ZHOUQU, Gansu, Aug. 11 (Xinhua) -- The stench of death hung over the northwest China county of Zhouqu Wednesday, three days after the deadliest mudslide in decades buried almost 2,000 people in their homes.
Heavy machines drove into the devastated county seat Wednesday for a massive clean-up of sludge and debris in order to clear the way for potential floods as the weather bureau has warned of heavy rain and more possible geological disasters from Thursday.
The rescuers, mostly troops of the People's Liberation Army and the armed police, are facing the dilemma of whether to speed up the clean-up and avoid further devastation, or to keep searching -- a job they have been doing around the clock to for three days -- though they are more prepared to find bodies than survivors.
As the excavators drove over the debris of toppled homes, anguished residents wailed and watched, still hoping their loved ones would resurface.
"I know there's no chance for my mother -- our house has disappeared altogether," said Yang Yuzhong, 33. "But I need to find her and give her a decent burial."
Yang had made a stretcher out of a board and tree trunk, which, covered with a sheet and quilt, would also serve as his mother's coffin.
On Monday, rescuers retrieved the body of Yang's wife. "I escaped with my son in my arms, but my wife and mother were not fast enough."
"It's hard to stop searching and let them down," said Ren Tianwen, commander of a 700-strong armed police team. "So the clean-up is going on very slowly. We stop every time there's a chance of finding a body."
Ren's troops have found more than 100 bodies, all within a kilometer of each other, in the county seat over the past 70 hours.

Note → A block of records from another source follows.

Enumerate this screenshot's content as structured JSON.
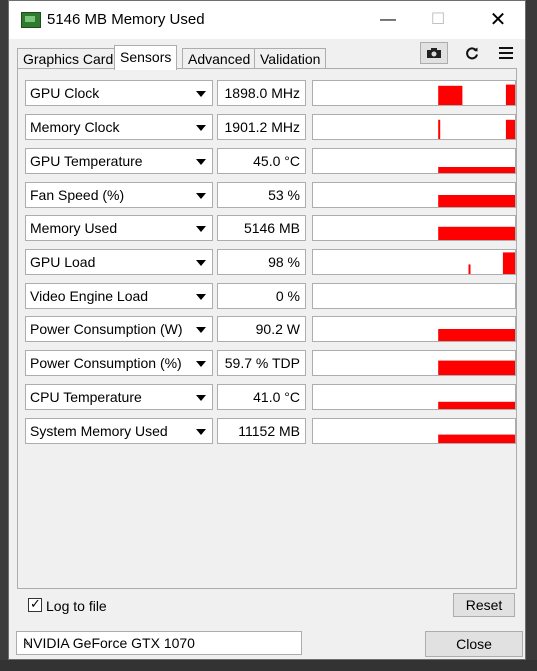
{
  "window": {
    "title": "5146 MB Memory Used",
    "controls": {
      "minimize": "—",
      "maximize": "☐",
      "close": "✕"
    }
  },
  "tabs": [
    {
      "label": "Graphics Card",
      "active": false
    },
    {
      "label": "Sensors",
      "active": true
    },
    {
      "label": "Advanced",
      "active": false
    },
    {
      "label": "Validation",
      "active": false
    }
  ],
  "toolbar": {
    "screenshot_icon": "camera-icon",
    "refresh_icon": "refresh-icon",
    "menu_icon": "hamburger-menu-icon"
  },
  "sensors": [
    {
      "label": "GPU Clock",
      "value": "1898.0 MHz",
      "graph": [
        [
          0.62,
          0.12,
          0.8
        ],
        [
          0.955,
          0.06,
          0.85
        ]
      ]
    },
    {
      "label": "Memory Clock",
      "value": "1901.2 MHz",
      "graph": [
        [
          0.62,
          0.01,
          0.8
        ],
        [
          0.955,
          0.045,
          0.8
        ]
      ]
    },
    {
      "label": "GPU Temperature",
      "value": "45.0 °C",
      "graph": [
        [
          0.62,
          0.38,
          0.25
        ]
      ]
    },
    {
      "label": "Fan Speed (%)",
      "value": "53 %",
      "graph": [
        [
          0.62,
          0.38,
          0.5
        ]
      ]
    },
    {
      "label": "Memory Used",
      "value": "5146 MB",
      "graph": [
        [
          0.62,
          0.38,
          0.55
        ]
      ]
    },
    {
      "label": "GPU Load",
      "value": "98 %",
      "graph": [
        [
          0.77,
          0.01,
          0.4
        ],
        [
          0.94,
          0.06,
          0.9
        ]
      ]
    },
    {
      "label": "Video Engine Load",
      "value": "0 %",
      "graph": []
    },
    {
      "label": "Power Consumption (W)",
      "value": "90.2 W",
      "graph": [
        [
          0.62,
          0.38,
          0.5
        ]
      ]
    },
    {
      "label": "Power Consumption (%)",
      "value": "59.7 % TDP",
      "graph": [
        [
          0.62,
          0.38,
          0.6
        ]
      ]
    },
    {
      "label": "CPU Temperature",
      "value": "41.0 °C",
      "graph": [
        [
          0.62,
          0.38,
          0.3
        ]
      ]
    },
    {
      "label": "System Memory Used",
      "value": "11152 MB",
      "graph": [
        [
          0.62,
          0.38,
          0.35
        ]
      ]
    }
  ],
  "footer": {
    "log_to_file_label": "Log to file",
    "log_to_file_checked": true,
    "reset_label": "Reset",
    "gpu_select_value": "NVIDIA GeForce GTX 1070",
    "close_label": "Close"
  },
  "colors": {
    "graph": "#ff0000",
    "window_bg": "#f0f0f0"
  }
}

Before the roads were repaired and reopened on Tuesday, they could only dig with hoes and shovels and lever up mammoth rocks with ropes.
With heavy machinery, they are expected to accelerate the clean-up.
When rain battered the devastated areas again on Thursday, the flood waters could wash the debris and bodies down the Bailong River and cause more public health problems, said Ren.
Immediate cremation of the recovered bodies would be best for epidemic prevention, but in Zhouqu County, where at least a third of the residents are Tibetans, traditional burial is still one of the most prevalent funeral customs.
"We encourage people to cremate the bodies of their deceased family members as soon as possible, but many people want to keep the old custom of burial," said Yang Yuqiong, a doctor at a local clinic.
Yang and her colleagues are extremely worried about disease in the area, which is hit alternately by blazing heat and rain.
The weather bureau warned Wednesday of heavy rains and more potential geological disasters in the next five days on the upper reaches of the Bailong River, above Zhouqu County.
Rescuers have also stepped up their fight to drain a dangerous debris-formed lake on the Bailong River, which could burst and flood the already-devastated areas amid torrential rains.
The provincial government has ordered a mass evacuation of residents in areas prone to flooding and geological disasters.